- [Element data from apps and pages]:
BEGIN
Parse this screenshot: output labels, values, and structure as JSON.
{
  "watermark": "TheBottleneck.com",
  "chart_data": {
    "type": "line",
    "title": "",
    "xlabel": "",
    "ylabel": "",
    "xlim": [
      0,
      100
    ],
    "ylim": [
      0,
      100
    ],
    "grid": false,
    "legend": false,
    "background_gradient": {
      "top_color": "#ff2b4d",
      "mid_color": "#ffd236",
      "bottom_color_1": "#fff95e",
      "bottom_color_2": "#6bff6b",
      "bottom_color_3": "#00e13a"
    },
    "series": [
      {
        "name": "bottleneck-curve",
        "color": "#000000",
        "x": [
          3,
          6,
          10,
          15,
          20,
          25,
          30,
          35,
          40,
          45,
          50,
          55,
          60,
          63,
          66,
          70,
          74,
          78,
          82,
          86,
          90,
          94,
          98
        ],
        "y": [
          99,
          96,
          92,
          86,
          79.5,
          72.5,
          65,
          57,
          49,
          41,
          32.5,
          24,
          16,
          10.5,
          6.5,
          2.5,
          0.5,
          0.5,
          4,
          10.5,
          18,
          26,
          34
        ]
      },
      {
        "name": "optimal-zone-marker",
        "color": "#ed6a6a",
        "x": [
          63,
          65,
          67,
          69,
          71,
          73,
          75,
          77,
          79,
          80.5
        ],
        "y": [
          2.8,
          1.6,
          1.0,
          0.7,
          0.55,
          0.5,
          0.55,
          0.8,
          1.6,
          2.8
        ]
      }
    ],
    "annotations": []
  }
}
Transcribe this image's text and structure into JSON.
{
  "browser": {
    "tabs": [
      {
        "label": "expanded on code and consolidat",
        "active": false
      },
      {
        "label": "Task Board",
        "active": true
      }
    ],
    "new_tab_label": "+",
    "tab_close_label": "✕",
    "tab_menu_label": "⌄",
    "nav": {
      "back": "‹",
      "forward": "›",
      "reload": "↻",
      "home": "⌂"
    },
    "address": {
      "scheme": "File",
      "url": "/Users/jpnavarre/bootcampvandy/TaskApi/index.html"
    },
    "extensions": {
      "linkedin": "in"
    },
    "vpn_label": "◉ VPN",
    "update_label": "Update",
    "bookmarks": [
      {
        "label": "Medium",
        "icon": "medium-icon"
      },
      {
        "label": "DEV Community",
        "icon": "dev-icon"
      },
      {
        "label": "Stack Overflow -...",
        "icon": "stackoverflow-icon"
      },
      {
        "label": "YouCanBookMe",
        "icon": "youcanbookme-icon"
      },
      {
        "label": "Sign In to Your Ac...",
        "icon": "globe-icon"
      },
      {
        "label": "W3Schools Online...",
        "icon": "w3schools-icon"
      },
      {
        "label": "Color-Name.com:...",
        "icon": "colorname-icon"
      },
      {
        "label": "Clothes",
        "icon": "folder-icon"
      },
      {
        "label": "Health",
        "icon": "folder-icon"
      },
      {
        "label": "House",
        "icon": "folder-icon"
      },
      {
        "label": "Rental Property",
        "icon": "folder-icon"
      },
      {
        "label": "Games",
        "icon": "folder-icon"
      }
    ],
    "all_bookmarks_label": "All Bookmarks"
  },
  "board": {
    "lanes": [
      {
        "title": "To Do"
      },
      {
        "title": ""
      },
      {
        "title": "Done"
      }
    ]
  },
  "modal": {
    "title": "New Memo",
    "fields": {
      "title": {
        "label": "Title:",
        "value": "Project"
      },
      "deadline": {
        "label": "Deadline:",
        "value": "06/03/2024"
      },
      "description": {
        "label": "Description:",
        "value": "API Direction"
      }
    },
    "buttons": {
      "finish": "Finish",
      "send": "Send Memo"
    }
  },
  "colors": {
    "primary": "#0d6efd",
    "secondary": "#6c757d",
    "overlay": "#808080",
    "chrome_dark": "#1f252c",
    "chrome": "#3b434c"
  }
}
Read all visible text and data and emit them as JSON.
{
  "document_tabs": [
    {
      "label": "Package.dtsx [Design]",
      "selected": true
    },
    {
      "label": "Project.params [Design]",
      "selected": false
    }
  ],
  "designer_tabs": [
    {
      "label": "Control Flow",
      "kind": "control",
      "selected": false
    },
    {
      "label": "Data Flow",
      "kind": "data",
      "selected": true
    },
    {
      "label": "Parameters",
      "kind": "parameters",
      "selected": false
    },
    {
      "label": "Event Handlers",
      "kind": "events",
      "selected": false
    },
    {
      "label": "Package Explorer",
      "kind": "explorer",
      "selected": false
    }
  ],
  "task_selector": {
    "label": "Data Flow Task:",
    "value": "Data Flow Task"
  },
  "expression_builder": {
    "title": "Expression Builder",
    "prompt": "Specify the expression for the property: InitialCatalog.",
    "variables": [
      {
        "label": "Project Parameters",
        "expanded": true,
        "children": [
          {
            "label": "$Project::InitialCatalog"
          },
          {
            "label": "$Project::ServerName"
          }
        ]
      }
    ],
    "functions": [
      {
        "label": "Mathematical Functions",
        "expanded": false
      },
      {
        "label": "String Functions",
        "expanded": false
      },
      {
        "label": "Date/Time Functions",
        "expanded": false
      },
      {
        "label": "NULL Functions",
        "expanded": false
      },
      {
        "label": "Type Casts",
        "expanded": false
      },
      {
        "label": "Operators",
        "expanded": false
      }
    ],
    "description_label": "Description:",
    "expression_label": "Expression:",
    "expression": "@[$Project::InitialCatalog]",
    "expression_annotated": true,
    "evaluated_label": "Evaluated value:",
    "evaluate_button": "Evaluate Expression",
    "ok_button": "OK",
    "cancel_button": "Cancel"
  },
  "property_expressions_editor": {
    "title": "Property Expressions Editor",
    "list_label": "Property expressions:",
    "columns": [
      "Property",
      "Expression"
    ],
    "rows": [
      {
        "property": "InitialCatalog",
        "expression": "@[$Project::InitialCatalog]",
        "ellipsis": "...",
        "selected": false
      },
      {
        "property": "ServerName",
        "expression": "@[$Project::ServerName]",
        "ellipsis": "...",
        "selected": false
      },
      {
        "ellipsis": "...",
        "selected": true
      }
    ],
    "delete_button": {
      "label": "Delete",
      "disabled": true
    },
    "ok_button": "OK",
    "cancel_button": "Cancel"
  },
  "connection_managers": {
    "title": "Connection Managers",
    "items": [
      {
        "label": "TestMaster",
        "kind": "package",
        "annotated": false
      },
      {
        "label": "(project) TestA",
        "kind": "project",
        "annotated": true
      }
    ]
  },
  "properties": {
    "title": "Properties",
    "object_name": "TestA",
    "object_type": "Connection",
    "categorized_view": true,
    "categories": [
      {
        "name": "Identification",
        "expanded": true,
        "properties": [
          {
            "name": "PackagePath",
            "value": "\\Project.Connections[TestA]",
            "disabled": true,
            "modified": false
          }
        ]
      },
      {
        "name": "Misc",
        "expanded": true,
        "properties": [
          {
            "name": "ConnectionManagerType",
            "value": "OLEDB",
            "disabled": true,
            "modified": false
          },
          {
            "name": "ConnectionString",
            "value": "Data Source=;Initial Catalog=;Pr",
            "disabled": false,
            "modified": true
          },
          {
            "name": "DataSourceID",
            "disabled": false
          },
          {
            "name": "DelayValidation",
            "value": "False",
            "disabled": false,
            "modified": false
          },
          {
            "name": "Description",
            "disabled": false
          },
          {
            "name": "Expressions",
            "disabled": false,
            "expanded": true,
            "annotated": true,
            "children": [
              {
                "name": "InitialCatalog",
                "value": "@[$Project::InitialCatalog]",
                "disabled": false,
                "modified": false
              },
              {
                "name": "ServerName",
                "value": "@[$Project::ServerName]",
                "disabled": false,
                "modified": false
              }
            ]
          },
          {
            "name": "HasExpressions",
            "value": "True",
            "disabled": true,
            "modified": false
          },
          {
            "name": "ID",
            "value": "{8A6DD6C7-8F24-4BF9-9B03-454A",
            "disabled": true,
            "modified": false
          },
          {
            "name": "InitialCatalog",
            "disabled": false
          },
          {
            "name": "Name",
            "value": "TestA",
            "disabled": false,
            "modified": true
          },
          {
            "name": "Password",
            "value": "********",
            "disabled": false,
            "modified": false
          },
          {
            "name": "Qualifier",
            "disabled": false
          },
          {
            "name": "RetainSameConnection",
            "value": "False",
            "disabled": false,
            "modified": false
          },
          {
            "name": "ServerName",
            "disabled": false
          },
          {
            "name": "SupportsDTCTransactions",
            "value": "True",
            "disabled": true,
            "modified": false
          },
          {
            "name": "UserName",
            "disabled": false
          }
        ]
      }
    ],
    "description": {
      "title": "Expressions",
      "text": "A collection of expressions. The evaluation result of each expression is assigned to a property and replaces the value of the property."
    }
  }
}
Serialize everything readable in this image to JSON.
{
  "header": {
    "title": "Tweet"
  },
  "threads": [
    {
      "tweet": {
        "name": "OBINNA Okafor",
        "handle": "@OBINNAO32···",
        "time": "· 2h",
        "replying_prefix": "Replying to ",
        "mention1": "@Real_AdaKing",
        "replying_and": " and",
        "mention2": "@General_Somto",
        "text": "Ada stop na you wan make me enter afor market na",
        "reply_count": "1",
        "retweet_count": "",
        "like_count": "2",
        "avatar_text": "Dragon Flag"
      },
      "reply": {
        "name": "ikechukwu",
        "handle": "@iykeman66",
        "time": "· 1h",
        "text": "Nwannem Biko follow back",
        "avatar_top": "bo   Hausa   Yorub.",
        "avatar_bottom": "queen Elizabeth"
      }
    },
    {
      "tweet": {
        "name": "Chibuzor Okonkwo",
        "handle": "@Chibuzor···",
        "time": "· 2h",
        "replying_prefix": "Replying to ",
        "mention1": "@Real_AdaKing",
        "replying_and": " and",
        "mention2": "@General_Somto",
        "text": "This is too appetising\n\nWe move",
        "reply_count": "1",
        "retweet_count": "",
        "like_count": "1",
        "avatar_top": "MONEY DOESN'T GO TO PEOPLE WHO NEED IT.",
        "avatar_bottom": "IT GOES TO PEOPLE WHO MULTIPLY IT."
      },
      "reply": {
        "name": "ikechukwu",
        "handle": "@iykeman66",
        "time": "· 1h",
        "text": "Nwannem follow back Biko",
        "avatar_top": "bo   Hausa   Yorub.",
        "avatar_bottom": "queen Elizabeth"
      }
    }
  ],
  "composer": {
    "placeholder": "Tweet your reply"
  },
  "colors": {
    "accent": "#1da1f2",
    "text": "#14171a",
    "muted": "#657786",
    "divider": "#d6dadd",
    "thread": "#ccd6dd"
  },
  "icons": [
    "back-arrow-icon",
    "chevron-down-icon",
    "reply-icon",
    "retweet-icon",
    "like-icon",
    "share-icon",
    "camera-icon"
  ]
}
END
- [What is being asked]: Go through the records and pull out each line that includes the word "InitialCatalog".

- [Response to this task]:
    "prompt": "Specify the expression for the property: InitialCatalog.",
            "label": "$Project::InitialCatalog"
    "expression": "@[$Project::InitialCatalog]",
        "property": "InitialCatalog",
        "expression": "@[$Project::InitialCatalog]",
                "name": "InitialCatalog",
                "value": "@[$Project::InitialCatalog]",
            "name": "InitialCatalog",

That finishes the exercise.